Soul Chronicle continues the series love for expansive storytelling, with a broad story that encompasses every major character on the roster. If you’re new to the series, or you just need a refresher on how each fighter feels, this is by far the best way to experience them. There’s a little too much dialogue set against some static character portraits - don’t expect the high-quality cutscenes found in Injustice 2 - but it embraces the silliness of its lore with so much enthusiasm it’s impossible not to be swept along for the ride. Many of the fights all come with special restrictions, which help make each encounter that bit different from the last.

The story modes are packed with content

Libra of the Soul offers something a little different, enabling you to build your very own warrior, from their wardrobe right through to their weapon, fighting stance and style of combat. From then on you’ll follow an RPG-lite story that takes you across the series’ fantastical take on 16th century Europe. 

It’s something of a spiritual successor to the Chronicles of the Sword mode from SCIII and offers a similar experience where you’ll move across the map battling monsters and familiar faces, collecting food (to refill health in a fight) and making key decisions that will affect how ‘good’ or ‘bad’ your character will become. It’s not the deepest of mechanics, but for a fighting game, having a story mode with so many branching paths is refreshing and a step up from the meager offering found in 2012’s SCV.

SoulCalibur VI review: new and old faces

Soulcalibur VI review

While there's likely to be at least one more special guest character introduced via DLC, Geralt proves one of the cameos the series has ever had.

Of course, it wouldn’t be a SoulCalibur game without some one-off additions to the roster, and while SCVI boasts one of the best ever - Geralt of Rivia from The Witcher series - that’s about it for special characters. Still, while we’re not being treated to any more fighters from the Tekken series (or any other Bandai Namco-owned IP), Geralt’s brawling fighting style is far more well suited to SC than Ezio was in SCV or Darth Vader and Yoda in SCIV. And with new voiceover dialogue from Doug Cockle, this is probably the closest we’re going to get to new Witcher content for a long while.

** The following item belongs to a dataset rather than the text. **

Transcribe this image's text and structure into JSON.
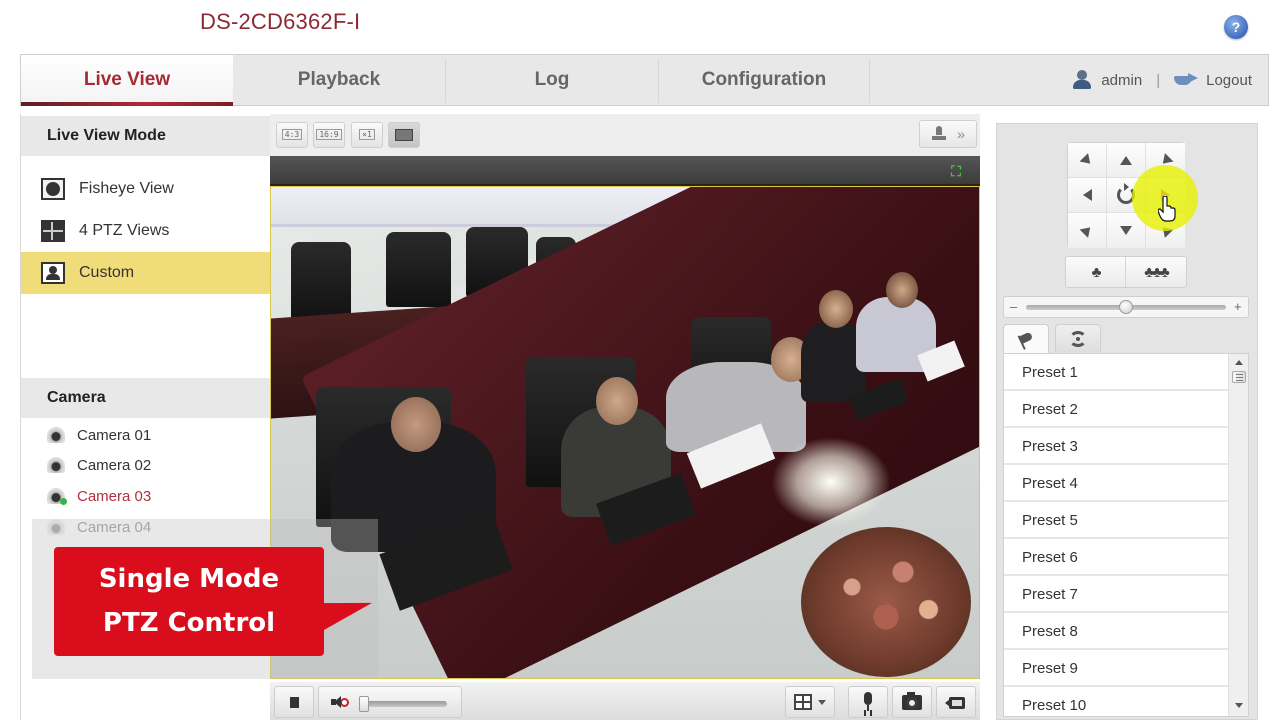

The decision to lock certain mainstay characters, such as Tira, behind day one DLC pay walls is a clunky and completely unnecessary approach to additional content on Bandai Namco’s part, but at least you can play as Inferno, the boss from the original SoulCalibur, which is a pretty neat nod to the games long-running history. It doesn’t make up for game’s ugly DLC setup, but it’s salve on the wound at least.

SoulCalibur VI review: verdict

SoulCalibur VI review

Libra of the Soul is a huge time sink, using just enough RPG elements to feed its long-term premise.

It’s been more than six and a half years since the last instalment in the series, but Bandai Namco has made the most of that time by producing the most accessible and content-rich SoulCalibur yet. The dual story modes of Libra of the Soul and Soul Chronicle write the wrongs of SCV’s poor offerings, while the introduction of new mechanics such as Edge Reversal make this a far more palatable 3D fighter for newcomers looking to dip their toes.  

Yes, locking age-old favourites behind paywalls is just poor form, but there’s still plenty of revitalised characters on the roster to keep you swinging your blades for years to come. With a nice and stable netcode, you jump online safe in the knowledge input lag is relatively low, so you can show off your swordsmanship to the world's best.